2. Inventory Intelligence

One of the most tangible benefits of data analytics comes in the form of inventory intelligence. Through detailed reports such as sell-through rates by item, retailers can identify which products are flying off the shelves and which are languishing. This level of insight allows them to adjust their inventory in near real-time, optimizing stock levels to maximize sales and minimize holding costs.

Accurate demand forecasting is often the holy grail for retail brands. This is especially important today as the pace of fashion has been supercharged by social media, and old ad hoc models just can’t keep up. Today’s top brands let their data do the decision-making, but this luxury is no longer just for the enterprise-level as retail analytics has become affordable for boutique brands as well.

Consider the example of an SMB retailer who uses data to track seasonal trends and consumer preferences, allowing them to stock up on high-demand items ahead of peak seasons while scaling back on slower-moving products. Not only do they know precisely when to stock up, but by how much. The result? A leaner inventory that not only meets consumer demand but also enhances profitability through better cash flow management. For smaller brands with less resources, this is a huge advantage over their less data-driven competitors.

3. Customer Insights

Today’s consumers don’t just appreciate personalized marketing and sales experiences—they expect them. Retail data analytics cater to this need by providing detailed breakdowns of shopping habits, even down to individual customer behaviors both in-store and online. This granularity enables retailers to craft tailored marketing messages, recommend products based on past purchases, and even predict future buying behaviors.

For instance, a retailer might use purchase history data to identify customers who frequently buy organic or eco-friendly products and target them with promotions for new additions to their go-green range of items. This strategy not only boosts customer satisfaction but also increases the likelihood of repeat purchases. Again, retailers no longer have to just go with their gut, but rather rely on data to lead the way. Less guesswork when it comes to catering to customers means less missteps and more great first impressions that lead to repeat business.

4. Ecommerce Merchandising Optimization

When it comes to ecommerce, the optimization of the virtual shopping experience shouldn’t be anything but data-driven. Data reporting provides critical insights into how customers interact with online product pages and the sales process, for example, analyzing the items that are added to their cart in relation to the actual conversion (purchase). By analyzing these types of patterns, merchandisers can optimize their website layouts, improve product recommendations, and streamline the checkout process.

For example, if data reveals that customers often abandon their carts on the payment page, retailers might simplify the payment process or offer more payment options to enhance the checkout experience. Or if a certain item is selling well in-store but not online, that provides an actionable insight: that product page probably needs a refresh or the online discovery of the product is too difficult. Data-driven insights can inform the creation of dynamic, responsive online displays that mimic the success of physical merchandising practices.

The Bottom Line: Turning Retail Data into Retail Dollars

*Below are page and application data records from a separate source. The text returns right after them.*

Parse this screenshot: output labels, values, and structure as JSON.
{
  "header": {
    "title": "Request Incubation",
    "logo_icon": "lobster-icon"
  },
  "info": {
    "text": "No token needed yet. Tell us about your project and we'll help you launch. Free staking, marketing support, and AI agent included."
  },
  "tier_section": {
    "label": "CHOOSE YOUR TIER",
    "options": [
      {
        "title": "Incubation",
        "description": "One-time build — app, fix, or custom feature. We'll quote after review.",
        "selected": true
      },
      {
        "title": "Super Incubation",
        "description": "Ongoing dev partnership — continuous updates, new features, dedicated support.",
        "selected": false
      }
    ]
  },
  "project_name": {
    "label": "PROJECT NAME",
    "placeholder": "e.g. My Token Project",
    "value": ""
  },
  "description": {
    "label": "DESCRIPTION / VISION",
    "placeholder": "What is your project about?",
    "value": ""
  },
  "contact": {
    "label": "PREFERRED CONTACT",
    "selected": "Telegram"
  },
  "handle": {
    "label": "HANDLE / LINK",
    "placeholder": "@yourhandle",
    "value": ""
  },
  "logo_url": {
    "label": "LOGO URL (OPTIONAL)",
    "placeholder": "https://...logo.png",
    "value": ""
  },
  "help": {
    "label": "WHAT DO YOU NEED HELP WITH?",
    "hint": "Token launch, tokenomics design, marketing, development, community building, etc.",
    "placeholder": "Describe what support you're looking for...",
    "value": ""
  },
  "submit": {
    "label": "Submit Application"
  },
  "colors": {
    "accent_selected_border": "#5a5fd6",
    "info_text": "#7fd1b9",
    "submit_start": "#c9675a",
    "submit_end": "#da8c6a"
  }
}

The transformational power of data in retail cannot be overstated. With actionable insights derived from meticulous data reporting and analytics, retailers are not just reacting to the market—they are anticipating and shaping it to their advantage. From tightening operational efficiencies to personalizing customer experiences, the data-driven approach is about making informed decisions that propel the growth of stores and brands alike.

In the increasingly fast-paced world of retail, where decision windows are narrow and the stakes are high, data is not just useful—it’s essential. By investing in sophisticated data analytics tools like 42 and cultivating a culture that values data-driven insights, retailers can ensure they’re not just participating in the market—they’re leading it.